(Stored items from a collection)
::::::::

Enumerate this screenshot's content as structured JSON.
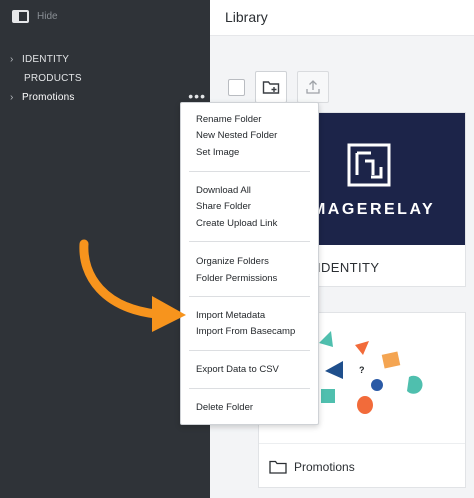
{
  "sidebar": {
    "hide_label": "Hide",
    "items": [
      {
        "label": "IDENTITY",
        "expandable": true
      },
      {
        "label": "PRODUCTS",
        "expandable": false
      },
      {
        "label": "Promotions",
        "expandable": true
      }
    ],
    "more_label": "•••"
  },
  "main": {
    "title": "Library",
    "cards": [
      {
        "label": "IDENTITY",
        "brand": "IMAGERELAY"
      },
      {
        "label": "Promotions"
      }
    ]
  },
  "context_menu": {
    "groups": [
      [
        "Rename Folder",
        "New Nested Folder",
        "Set Image"
      ],
      [
        "Download All",
        "Share Folder",
        "Create Upload Link"
      ],
      [
        "Organize Folders",
        "Folder Permissions"
      ],
      [
        "Import Metadata",
        "Import From Basecamp"
      ],
      [
        "Export Data to CSV"
      ],
      [
        "Delete Folder"
      ]
    ]
  },
  "colors": {
    "sidebar_bg": "#2f3338",
    "brand_navy": "#1c2449",
    "arrow_orange": "#f7941d"
  },
  "icons": [
    "sidebar-toggle-icon",
    "chevron-right-icon",
    "more-icon",
    "new-folder-icon",
    "upload-icon",
    "folder-icon",
    "arrow-annotation"
  ]
}
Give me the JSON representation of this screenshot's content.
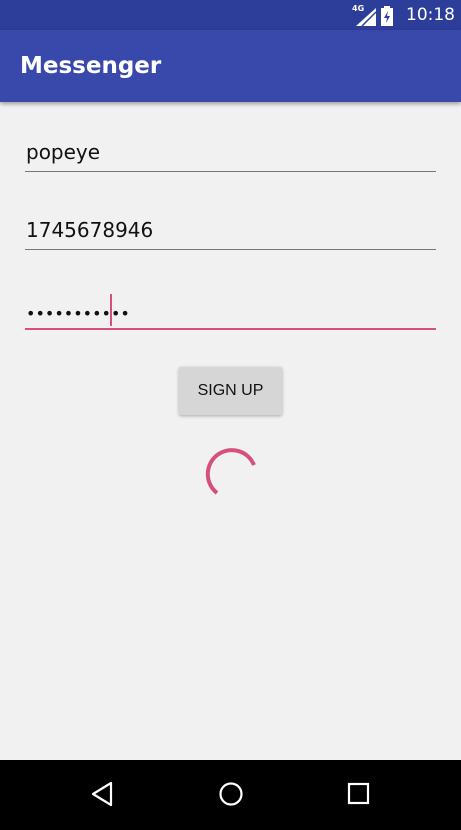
{
  "status_bar": {
    "network": "4G",
    "time": "10:18"
  },
  "app_bar": {
    "title": "Messenger"
  },
  "form": {
    "username": "popeye",
    "phone": "1745678946",
    "password": "•••••••••••"
  },
  "signup_button": {
    "label": "SIGN UP"
  },
  "colors": {
    "primary": "#3949ab",
    "primary_dark": "#2d3d9a",
    "accent": "#d6507c"
  },
  "icons": {
    "back": "back-icon",
    "home": "home-icon",
    "recents": "recents-icon"
  }
}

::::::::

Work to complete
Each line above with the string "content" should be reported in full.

Reply
Enumerate this screenshot's content as structured JSON.
Give me the JSON representation of this screenshot's content.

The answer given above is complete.